I often feel I am my own worst enemy when it comes to parenting my children. My latest feat is to try and learn to keep my mouth shut. Usually if I can hang back a bit and let my children sort things out for themselves when the situation is safe, they will come to good conclusions on their own. When I speak for them, or jump in with my own ideas on how to solve the problem, I am eliminating the opportunity for them to think for themselves. They miss the chance to gain some experience self-regulating because I’m regulating for them. They can’t observe and interact because I’m chiming in with what I feel to be an appropriate solution. I find myself bound by what I think I need to do in order to teach my children, when in fact what I need to do is be a good role model and mind my own business!
I have been a teacher for over 10 years. In the environment of a classroom, where rules are tantamount, there is a definite benefit to reducing certain aspects of students free-thought. With a classroom of 30 students, you don’t particularly want them questioning you on every rule…as an example, imagine a classroom without the one about raising your hand to speak during lessons?! I have a lot of practice reinforcing children’s behaviour to conform to my ideals. But this is not the way I want to parent my children. It is also one of many reasons we want to keep our children out of ‘the system.’ I have a lot of baggage when it comes to discipline and ‘teaching,’ which is proving so very difficult for me to unlearn.
I often end up chattering on about things they already know, or could easily learn by just carrying on. An example here would be when my son had piled a laundry basket over the top with boxes.
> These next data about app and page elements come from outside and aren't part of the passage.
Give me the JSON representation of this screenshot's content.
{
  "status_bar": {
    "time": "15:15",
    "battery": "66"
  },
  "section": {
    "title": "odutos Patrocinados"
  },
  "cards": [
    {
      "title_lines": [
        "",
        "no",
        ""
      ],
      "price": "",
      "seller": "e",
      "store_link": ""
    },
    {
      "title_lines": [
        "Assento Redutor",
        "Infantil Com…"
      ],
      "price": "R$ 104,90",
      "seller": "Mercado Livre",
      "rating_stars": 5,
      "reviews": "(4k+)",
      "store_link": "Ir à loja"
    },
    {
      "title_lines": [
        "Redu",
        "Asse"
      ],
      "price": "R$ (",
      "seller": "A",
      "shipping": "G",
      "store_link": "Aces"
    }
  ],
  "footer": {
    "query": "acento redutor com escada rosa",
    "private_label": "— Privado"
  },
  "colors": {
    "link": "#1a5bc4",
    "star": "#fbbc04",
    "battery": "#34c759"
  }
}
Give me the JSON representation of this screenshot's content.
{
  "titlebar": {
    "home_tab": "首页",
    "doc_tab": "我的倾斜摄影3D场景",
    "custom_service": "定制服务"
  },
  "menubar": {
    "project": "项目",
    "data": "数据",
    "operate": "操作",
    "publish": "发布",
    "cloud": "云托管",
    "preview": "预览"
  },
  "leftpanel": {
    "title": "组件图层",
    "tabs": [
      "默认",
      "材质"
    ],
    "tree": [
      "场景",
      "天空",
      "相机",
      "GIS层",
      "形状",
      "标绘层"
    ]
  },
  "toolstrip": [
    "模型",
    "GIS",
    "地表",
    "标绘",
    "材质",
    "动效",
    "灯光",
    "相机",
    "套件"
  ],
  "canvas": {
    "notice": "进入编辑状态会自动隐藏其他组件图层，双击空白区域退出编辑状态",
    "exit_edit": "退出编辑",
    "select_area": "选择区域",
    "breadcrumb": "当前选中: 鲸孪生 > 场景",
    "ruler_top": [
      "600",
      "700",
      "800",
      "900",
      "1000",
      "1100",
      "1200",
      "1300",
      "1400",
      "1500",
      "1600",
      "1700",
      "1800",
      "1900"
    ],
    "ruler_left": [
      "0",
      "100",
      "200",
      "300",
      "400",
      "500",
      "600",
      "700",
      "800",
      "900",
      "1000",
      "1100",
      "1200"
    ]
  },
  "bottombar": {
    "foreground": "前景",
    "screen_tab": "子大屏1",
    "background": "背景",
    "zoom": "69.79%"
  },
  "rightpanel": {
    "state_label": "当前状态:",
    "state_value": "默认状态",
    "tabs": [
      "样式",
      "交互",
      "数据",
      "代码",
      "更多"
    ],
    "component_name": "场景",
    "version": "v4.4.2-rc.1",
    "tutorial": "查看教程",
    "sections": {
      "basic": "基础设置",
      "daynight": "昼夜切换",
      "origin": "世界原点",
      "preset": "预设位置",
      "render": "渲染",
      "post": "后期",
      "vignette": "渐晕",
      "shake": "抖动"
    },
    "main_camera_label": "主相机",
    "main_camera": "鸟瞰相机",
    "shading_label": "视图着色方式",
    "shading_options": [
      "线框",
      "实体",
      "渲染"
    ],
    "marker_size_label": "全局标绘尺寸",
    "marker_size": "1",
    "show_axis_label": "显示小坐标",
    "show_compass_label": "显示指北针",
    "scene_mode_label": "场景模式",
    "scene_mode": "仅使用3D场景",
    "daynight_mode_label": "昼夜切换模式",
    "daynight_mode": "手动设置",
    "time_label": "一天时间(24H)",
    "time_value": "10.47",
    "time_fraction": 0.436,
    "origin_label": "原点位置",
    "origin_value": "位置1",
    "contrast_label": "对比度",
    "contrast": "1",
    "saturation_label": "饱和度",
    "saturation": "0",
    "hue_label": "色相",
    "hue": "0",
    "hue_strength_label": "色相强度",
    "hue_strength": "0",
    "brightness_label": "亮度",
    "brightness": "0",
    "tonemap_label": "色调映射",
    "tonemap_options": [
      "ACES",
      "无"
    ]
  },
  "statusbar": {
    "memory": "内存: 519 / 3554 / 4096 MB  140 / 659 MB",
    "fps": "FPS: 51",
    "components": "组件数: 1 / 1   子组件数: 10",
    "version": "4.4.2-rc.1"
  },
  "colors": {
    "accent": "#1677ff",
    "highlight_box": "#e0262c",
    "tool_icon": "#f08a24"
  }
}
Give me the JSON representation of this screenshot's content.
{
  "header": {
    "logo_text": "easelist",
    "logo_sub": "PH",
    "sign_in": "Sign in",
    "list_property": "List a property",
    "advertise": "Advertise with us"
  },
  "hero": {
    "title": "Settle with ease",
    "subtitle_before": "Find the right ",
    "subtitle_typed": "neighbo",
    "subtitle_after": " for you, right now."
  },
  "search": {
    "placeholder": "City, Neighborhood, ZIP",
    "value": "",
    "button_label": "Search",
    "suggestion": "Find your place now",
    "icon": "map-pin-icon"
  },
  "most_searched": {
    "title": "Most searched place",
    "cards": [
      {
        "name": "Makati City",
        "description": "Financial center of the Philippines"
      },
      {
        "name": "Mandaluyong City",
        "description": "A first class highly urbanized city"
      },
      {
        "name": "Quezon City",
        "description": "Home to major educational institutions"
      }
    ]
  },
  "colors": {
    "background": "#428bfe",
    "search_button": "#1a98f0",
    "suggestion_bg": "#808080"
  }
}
They were teetering and I warned that they would likely fall when he picked up the basket. Such a seemingly innocent comment is so loaded, it is staggering. My intervention was so unnecessary. He would have learned that lesson when he picked up the basket, which he did end up doing, despite my warning. What I did succeed in doing was to show him that I think ‘mommy knows everything,’ which is clearly not true and a most unintentional subversive message. I was also cluttering his headspace with ideals of him listening to what I’m telling him to do. But much to my detriment, by requiring this when it isn’t necessary, I’m in fact watering down this request for the times in the future when I actually will need him to listen! Another underlying message was, ‘you are silly for trying this, when clearly it won’t work.’ This is how stories of self-defeat are born. By continuing my chatter of judgements, I am not helping them grow into the resilient people I want them to be. I am passing on the very things I’m fighting to rid myself of. It hurts to watch it all unfurl from my lips. I want to save them from myself!
I think the future of our planet requires empathetic, creative thinkers. These people are not products of conformist ideals. I’m trying to raise competent people who can think for themselves and are resilient problem solvers. I see no better way to do that than to encourage them to develop this skill as early as possible…if I can only get out of their way. My approach has been to try to not feed them the answers, but rather ask them the questions and then walk away. My favourite is, “How would you feel if you were in his position? What would you want to happen to make it right?”
My current goal is to build trust. I want them to trust that I will keep them safe, and often tell them that is my job. I also want them to trust themselves and their own abilities to solve problems, so I can’t let my solutions be the only ‘right’ ones. There are always multiple solutions to a problem. Making myself the centre of everything that happens in this home isn’t helping anyone. When I do create this vortex around myself, I just end up with everyone’s problems to solve – martyr mom in action! I also have to build my trust in my children’s abilities and autonomy, knowing that they have the capacity to figure out their own solutions. I reassure myself often that nature doesn’t make mistakes and it is not my responsibility to dictate the learning process for my children. I need to trust that I have laid enough ground work, modelled enough, made enough suggestions of possible resolutions. Trust. And when it turns out to no be the case, step in with some gentle guidance to keep things growing. I feel this interaction is rather like planting a seed beneath mulch, waiting, trusting that something is happening and that one day the effort of planting and mulching and caring will keep the seed safe enough to flourish.